Mahyuddin Ahmad, University of Teknologi Mara
This paper begins with a quick review of the 2008 global financial crisis and the dark, devastating and dismal consequences to the global economy it has brought about. This paper then echoes the growing calls for reforms in the economics conventional thoughts and practices mainly characterised by the capitalism key fundamentals such as self-interest, profit motive, market mechanism, limited government roles, unfettered liberalisation and free trade. Stiglitz (2010) is one of the notable calls, and he has proposed an agenda for reforming economic theory as he argues that conventional theories such as efficient market hypothesis, rational human behaviour and perfect availability of information do not hold anymore. In truth, the market is never efficient and bounds to fail, risks exist since human can be irrational due to limited mental capacity and information, and the presence of transaction costs often impedes the markets. Embarking upon this reform agenda, this study proposes a new concept of market institutions that put greater emphasis on value-based economic policies such as rule of law, social justice, trustworthiness, and transparency. The Islamic moral economy (IME) provides the underlying foundation to this proposition as it is, according to Asutay (2011), “an approach to, and a process of, interpreting and solving the economic problems of human beings based on the values, norms, laws and institutions found in, and derived from the sources of Islam.” To ensure these universal values are adhered to and religiously followed by the market participants, an appropriate regulatory framework based on the concept of hisbah, called as “Islamic Market Institution (IMI)” is proposed.

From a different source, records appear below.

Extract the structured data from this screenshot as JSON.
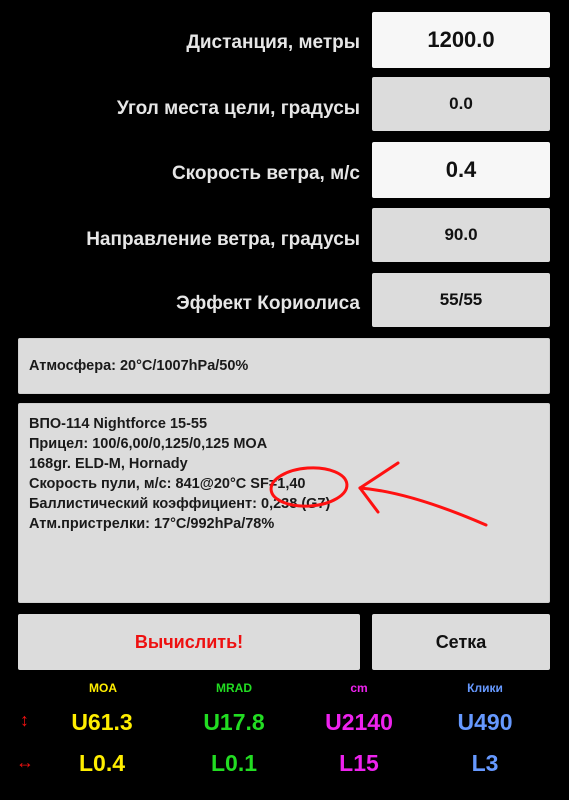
{
  "fields": [
    {
      "label": "Дистанция, метры",
      "value": "1200.0"
    },
    {
      "label": "Угол места цели, градусы",
      "value": "0.0"
    },
    {
      "label": "Скорость ветра, м/с",
      "value": "0.4"
    },
    {
      "label": "Направление ветра, градусы",
      "value": "90.0"
    },
    {
      "label": "Эффект Кориолиса",
      "value": "55/55"
    }
  ],
  "atmosphere": "Атмосфера: 20°C/1007hPa/50%",
  "info_lines": [
    "ВПО-114 Nightforce 15-55",
    "Прицел: 100/6,00/0,125/0,125 MOA",
    "168gr. ELD-M, Hornady",
    "Скорость пули, м/с: 841@20°C SF=1,40",
    "Баллистический коэффициент: 0,238 (G7)",
    "Атм.пристрелки: 17°C/992hPa/78%"
  ],
  "buttons": {
    "calculate": "Вычислить!",
    "grid": "Сетка"
  },
  "results": {
    "headers": [
      "MOA",
      "MRAD",
      "cm",
      "Клики"
    ],
    "up": [
      "U61.3",
      "U17.8",
      "U2140",
      "U490"
    ],
    "left": [
      "L0.4",
      "L0.1",
      "L15",
      "L3"
    ]
  },
  "colors": {
    "moa": "#ffee00",
    "mrad": "#22dd22",
    "cm": "#ee22ee",
    "clicks": "#6699ff",
    "calculate_text": "#ee1111",
    "annotation": "#ff1111"
  },
  "icons": {
    "vertical": "up-down-arrow-icon",
    "horizontal": "left-right-arrow-icon"
  }
}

It is expected that such market-supporting value-laden regulatory framework would be able to make a recurrence of crisis less likely and could enhance the prospect of achieving sustainable economic development.